“President Biden has come through with a strong emissions reduction target that should make the world sit up and take note,” Manish Bapna, interim president of the World Resources Institute, said in a statement, calling the goal ambitious but attainable. “This target will serve as the North Star for President Biden’s domestic agenda. It will create a more equitable and prosperous society. At a time when the country is looking to bounce back from the pandemic, this goal will help unleash millions of good jobs, boost business and drive innovation.”
Biden is likely to face pushback Thursday from Republicans and some industries that say he is overreaching, though he could face criticism, too, from activists who argue that even the new pledge is far too paltry given the risks posed by climate change.
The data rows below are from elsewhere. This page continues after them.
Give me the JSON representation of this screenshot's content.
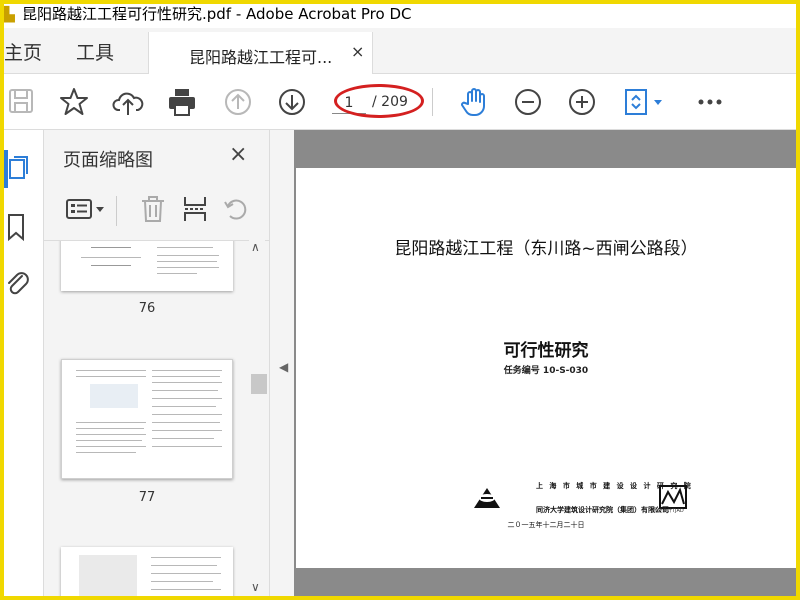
{
  "window": {
    "title": "昆阳路越江工程可行性研究.pdf - Adobe Acrobat Pro DC"
  },
  "tabs": {
    "home": "主页",
    "tools": "工具",
    "document": "昆阳路越江工程可...",
    "close_glyph": "×"
  },
  "toolbar": {
    "page_current": "1",
    "page_total": "/ 209",
    "icons": [
      "save-icon",
      "bookmark-star-icon",
      "upload-cloud-icon",
      "print-icon",
      "prev-page-icon",
      "next-page-icon",
      "hand-tool-icon",
      "zoom-out-icon",
      "zoom-in-icon",
      "fit-page-icon",
      "more-icon"
    ],
    "highlight_color": "#d42020",
    "accent_color": "#2d7ed8"
  },
  "sidebar": {
    "panel_title": "页面缩略图",
    "close_glyph": "×",
    "rail_icons": [
      "pages-icon",
      "bookmark-icon",
      "attachment-icon"
    ],
    "thumbnails": [
      {
        "label": "76"
      },
      {
        "label": "77"
      },
      {
        "label": ""
      }
    ]
  },
  "document": {
    "title": "昆阳路越江工程（东川路~西闸公路段）",
    "subtitle": "可行性研究",
    "task_no": "任务编号 10-S-030",
    "org1": "上 海 市 城 市 建 设 设 计 研 究 院",
    "org2": "同济大学建筑设计研究院（集团）有限公司",
    "date": "二０一五年十二月二十日",
    "logo_right_caption": "同济设计TJAD"
  }
}
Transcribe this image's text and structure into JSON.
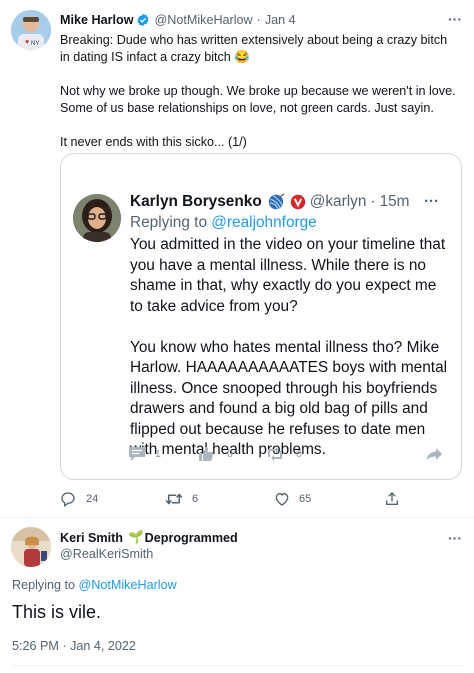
{
  "main_tweet": {
    "name": "Mike Harlow",
    "handle": "@NotMikeHarlow",
    "separator": "·",
    "date": "Jan 4",
    "text": "Breaking: Dude who has written extensively about being a crazy bitch in dating IS infact a crazy bitch 😂\n\nNot why we broke up though. We broke up because we weren't in love. Some of us base relationships on love, not green cards. Just sayin.\n\nIt never ends with this sicko... (1/)",
    "more": "···",
    "actions": {
      "replies": "24",
      "retweets": "6",
      "likes": "65"
    }
  },
  "quoted": {
    "name": "Karlyn Borysenko",
    "handle": "@karlyn",
    "separator": "·",
    "time": "15m",
    "replying_prefix": "Replying to",
    "replying_to": "@realjohnforge",
    "text": "You admitted in the video on your timeline that you have a mental illness. While there is no shame in that, why exactly do you expect me to take advice from you?\n\nYou know who hates mental illness tho? Mike Harlow. HAAAAAAAAAATES boys with mental illness. Once snooped through his boyfriends drawers and found a big old bag of pills and flipped out because he refuses to date men with mental health problems.",
    "more": "···",
    "actions": {
      "replies": "1",
      "likes": "0",
      "retweets": "0"
    }
  },
  "reply": {
    "name": "Keri Smith",
    "emoji": "🌱",
    "tag": "Deprogrammed",
    "handle": "@RealKeriSmith",
    "more": "···",
    "replying_prefix": "Replying to",
    "replying_to": "@NotMikeHarlow",
    "text": "This is vile.",
    "timestamp": "5:26 PM · Jan 4, 2022"
  },
  "colors": {
    "verified": "#1d9bf0",
    "link": "#1d9bf0",
    "muted": "#536471",
    "border": "#cfd9de"
  }
}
“A pledge to cut emissions 50% by 2030 simply isn’t big enough to meet the massive scale of the climate emergency,” Jean Su, the energy justice program director at the Center for Biological Diversity, said in a statement. “Solving the climate crisis requires applying both science and equity. On both counts, the U.S. — the largest historic polluter and one of the wealthiest nations — must do its fair share and cut domestic emissions by at least 70% by 2030.”
Evan Weber, political director of the youth-led Sunrise Movement, said in a statement that although the group appreciates Biden’s effort to ramp up climate action at home and overseas, so far he has fallen short.
“We have a responsibility to tell the truth: it is nowhere near enough,” Weber said. “The science is clear — if the U.S. does not achieve much, much more by the end of this decade, it will be a death sentence for our generation and the billions of people at the frontlines of the climate crisis in the U.S. and abroad.”
Steven Mufson and Juliet Eilperin contributed to this report.